    During the 15th to the 17th centuries, many Germans from Hamburg and Bremen spent their summer in the many trading stations along the extensive coast lines of Iceland. Although Iceland was a part of the kingdom of Denmark, German merchants and sailors, clerics and physicians dominated economic and cultural life, granted by Danish authorities. The paper tries to untackle the different colonial aspects and explores the triangular power relations between Icelanders, Germans and Danes in the early...

  • Seeking the Indigenous Perspective: Colonial Interactions, Archaeology and Ethnohistory at Fort St. Pierre, 1719-1729, Vicksburg, Mississippi (2017)
    DOCUMENT Citation Only LisaMarie Malischke.

    French Fort St. Pierre was a completely failed colonial endeavor from start to finish. Applying a post-colonial approach to the site, I realized that the power dynamic between the French ‘colonizers’ and the ‘colonized’ Yazoo, Koroa, and Ofogoula peoples was essentially reversed. To understand this reversed power dynamic from an indigenous viewpoint, I took an ethnohistorical approach to the written record. To understand the events that unfolded between the French and Native peoples of the Yazoo...

  • Sámi animal offering rituals in Fennoscandia: Religious change and local responses to colonial contact (2017)
    DOCUMENT Citation Only Anna-Kaisa Salmi.

    The paper focuses on the archaeology of religious ritual of the Sámi, an indigenous group populating the northern parts of Fennoscandia.
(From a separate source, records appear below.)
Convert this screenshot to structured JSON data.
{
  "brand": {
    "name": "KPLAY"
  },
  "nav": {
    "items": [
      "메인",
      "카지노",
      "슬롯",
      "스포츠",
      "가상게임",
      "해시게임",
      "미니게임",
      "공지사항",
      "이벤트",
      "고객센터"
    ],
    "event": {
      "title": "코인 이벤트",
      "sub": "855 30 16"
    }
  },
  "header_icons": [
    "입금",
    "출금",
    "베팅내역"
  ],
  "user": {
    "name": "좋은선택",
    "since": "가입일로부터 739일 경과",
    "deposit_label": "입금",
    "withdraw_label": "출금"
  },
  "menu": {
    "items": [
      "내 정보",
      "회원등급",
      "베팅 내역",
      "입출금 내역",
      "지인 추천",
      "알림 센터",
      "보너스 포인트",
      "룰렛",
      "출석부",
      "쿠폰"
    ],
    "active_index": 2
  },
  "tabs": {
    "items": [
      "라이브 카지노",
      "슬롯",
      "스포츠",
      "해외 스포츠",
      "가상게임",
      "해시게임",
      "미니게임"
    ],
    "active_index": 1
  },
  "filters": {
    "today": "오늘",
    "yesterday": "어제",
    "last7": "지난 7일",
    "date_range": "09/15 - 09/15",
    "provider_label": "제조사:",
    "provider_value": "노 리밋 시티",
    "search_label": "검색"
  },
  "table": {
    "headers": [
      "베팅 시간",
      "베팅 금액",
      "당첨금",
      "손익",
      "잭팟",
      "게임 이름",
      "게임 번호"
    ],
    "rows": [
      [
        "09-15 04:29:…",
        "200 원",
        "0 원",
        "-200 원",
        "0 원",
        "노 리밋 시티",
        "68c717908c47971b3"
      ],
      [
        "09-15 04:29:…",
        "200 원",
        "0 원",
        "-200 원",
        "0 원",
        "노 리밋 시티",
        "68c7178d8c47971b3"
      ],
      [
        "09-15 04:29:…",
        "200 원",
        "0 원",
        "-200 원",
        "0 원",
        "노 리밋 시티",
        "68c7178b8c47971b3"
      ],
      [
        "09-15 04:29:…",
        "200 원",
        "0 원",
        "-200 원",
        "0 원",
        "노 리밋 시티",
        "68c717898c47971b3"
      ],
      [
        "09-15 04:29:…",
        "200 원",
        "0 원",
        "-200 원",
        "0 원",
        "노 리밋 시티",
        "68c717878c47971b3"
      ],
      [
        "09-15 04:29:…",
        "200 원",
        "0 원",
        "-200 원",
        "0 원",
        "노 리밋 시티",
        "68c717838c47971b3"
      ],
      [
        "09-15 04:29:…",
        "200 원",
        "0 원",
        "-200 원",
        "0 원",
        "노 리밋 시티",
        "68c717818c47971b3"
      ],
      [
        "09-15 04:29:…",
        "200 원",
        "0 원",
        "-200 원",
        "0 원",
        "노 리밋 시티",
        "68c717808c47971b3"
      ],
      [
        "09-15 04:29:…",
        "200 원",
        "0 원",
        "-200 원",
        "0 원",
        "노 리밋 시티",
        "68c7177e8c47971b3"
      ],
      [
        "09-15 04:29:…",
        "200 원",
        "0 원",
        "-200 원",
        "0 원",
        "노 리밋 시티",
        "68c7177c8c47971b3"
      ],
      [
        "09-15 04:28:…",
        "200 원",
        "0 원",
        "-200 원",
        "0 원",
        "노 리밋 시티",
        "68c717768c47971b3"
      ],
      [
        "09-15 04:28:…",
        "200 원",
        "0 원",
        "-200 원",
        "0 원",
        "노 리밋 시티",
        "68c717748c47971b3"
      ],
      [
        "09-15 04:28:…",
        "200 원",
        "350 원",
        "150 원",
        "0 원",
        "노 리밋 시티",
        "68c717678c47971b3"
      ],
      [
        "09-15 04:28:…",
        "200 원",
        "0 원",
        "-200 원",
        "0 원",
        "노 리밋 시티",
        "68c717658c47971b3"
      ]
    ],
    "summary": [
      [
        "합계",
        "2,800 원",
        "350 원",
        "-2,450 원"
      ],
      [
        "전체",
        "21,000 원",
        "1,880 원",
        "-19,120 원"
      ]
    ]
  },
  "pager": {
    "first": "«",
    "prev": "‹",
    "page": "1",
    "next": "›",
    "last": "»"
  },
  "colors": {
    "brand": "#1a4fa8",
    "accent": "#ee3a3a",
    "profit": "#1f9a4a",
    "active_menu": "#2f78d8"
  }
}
I will discuss how religious ritual, especially animal offerings, transformed in response to colonial contact with the Swedish and Norwegian settlers. The animal offerings, given to negotiate success in hunting, fishing, and reindeer husbandry among other things, reflected the shifting economic and religious importance of various animal species. I will argue...

  • "Their complaint was that they did not get enough to eat": Landscape of Child Labor at the Blackfeet Boarding School, Montana (2017)
    DOCUMENT Citation Only William White. Brandi E. Bethke.

    The boarding school system of the late nineteenth and early twentieth centuries was designed by the United States government as a formal program to eradicate Native American cultural identities and lifeways. It was a system that removed Native children from their families and forced them into to a way of life that garishly clashed with their traditional beliefs and culture. One of the primary goals of the Cut Bank Boarding School on the Blackfeet Reservation in Browning, Montana was to transform...

  • The ‘Very Stillness of Things’: Object Biographies of Sailcloth and Fishing Net from the Point Pearce Aboriginal Mission (Burgiyana) Colonial Archive, South Australia (2017)
    DOCUMENT Citation Only Maddy E Fowler. Amy L Roberts. Lester-Irabinna Rigney.

    This paper details the discovery of early 20th century sailcloth and fishing net samples pertaining to the lives of Aboriginal peoples on Point Pearce Aboriginal Mission (Burgiyana). Biographies for the samples are explored, from which it is argued that these objects may have many viewpoints assigned to them. The sailcloth and fishing net samples allow the telling of complex stories from the past and present. These stories include the resilience, adaptability and strength of Narungga culture...